*** Opening Records for this task ***

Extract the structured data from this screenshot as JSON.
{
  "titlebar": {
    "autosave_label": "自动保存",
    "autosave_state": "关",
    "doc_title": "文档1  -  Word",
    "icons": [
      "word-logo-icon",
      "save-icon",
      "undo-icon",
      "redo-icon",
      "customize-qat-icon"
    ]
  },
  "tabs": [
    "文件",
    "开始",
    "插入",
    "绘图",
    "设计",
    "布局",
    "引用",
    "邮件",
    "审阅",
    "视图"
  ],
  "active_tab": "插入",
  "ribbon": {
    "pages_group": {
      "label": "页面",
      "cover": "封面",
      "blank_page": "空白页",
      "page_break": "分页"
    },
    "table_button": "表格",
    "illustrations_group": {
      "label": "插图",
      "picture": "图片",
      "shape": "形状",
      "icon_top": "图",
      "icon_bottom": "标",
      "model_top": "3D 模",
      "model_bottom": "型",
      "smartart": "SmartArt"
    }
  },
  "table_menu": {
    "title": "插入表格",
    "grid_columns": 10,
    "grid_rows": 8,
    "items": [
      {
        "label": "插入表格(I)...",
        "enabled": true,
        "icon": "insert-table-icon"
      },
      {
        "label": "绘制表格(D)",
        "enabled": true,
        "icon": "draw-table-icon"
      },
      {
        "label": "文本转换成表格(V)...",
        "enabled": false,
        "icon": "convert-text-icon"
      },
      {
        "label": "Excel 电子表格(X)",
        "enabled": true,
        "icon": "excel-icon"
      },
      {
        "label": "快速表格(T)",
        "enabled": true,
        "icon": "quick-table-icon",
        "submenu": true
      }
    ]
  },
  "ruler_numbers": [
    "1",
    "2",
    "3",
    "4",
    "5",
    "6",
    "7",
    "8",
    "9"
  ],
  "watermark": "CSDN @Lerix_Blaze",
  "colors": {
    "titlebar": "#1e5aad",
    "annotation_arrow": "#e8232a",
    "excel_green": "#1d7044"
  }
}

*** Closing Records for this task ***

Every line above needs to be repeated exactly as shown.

● **Task response**
Extract the structured data from this screenshot as JSON.
{
  "titlebar": {
    "autosave_label": "自动保存",
    "autosave_state": "关",
    "doc_title": "文档1  -  Word",
    "icons": [
      "word-logo-icon",
      "save-icon",
      "undo-icon",
      "redo-icon",
      "customize-qat-icon"
    ]
  },
  "tabs": [
    "文件",
    "开始",
    "插入",
    "绘图",
    "设计",
    "布局",
    "引用",
    "邮件",
    "审阅",
    "视图"
  ],
  "active_tab": "插入",
  "ribbon": {
    "pages_group": {
      "label": "页面",
      "cover": "封面",
      "blank_page": "空白页",
      "page_break": "分页"
    },
    "table_button": "表格",
    "illustrations_group": {
      "label": "插图",
      "picture": "图片",
      "shape": "形状",
      "icon_top": "图",
      "icon_bottom": "标",
      "model_top": "3D 模",
      "model_bottom": "型",
      "smartart": "SmartArt"
    }
  },
  "table_menu": {
    "title": "插入表格",
    "grid_columns": 10,
    "grid_rows": 8,
    "items": [
      {
        "label": "插入表格(I)...",
        "enabled": true,
        "icon": "insert-table-icon"
      },
      {
        "label": "绘制表格(D)",
        "enabled": true,
        "icon": "draw-table-icon"
      },
      {
        "label": "文本转换成表格(V)...",
        "enabled": false,
        "icon": "convert-text-icon"
      },
      {
        "label": "Excel 电子表格(X)",
        "enabled": true,
        "icon": "excel-icon"
      },
      {
        "label": "快速表格(T)",
        "enabled": true,
        "icon": "quick-table-icon",
        "submenu": true
      }
    ]
  },
  "ruler_numbers": [
    "1",
    "2",
    "3",
    "4",
    "5",
    "6",
    "7",
    "8",
    "9"
  ],
  "watermark": "CSDN @Lerix_Blaze",
  "colors": {
    "titlebar": "#1e5aad",
    "annotation_arrow": "#e8232a",
    "excel_green": "#1d7044"
  }
}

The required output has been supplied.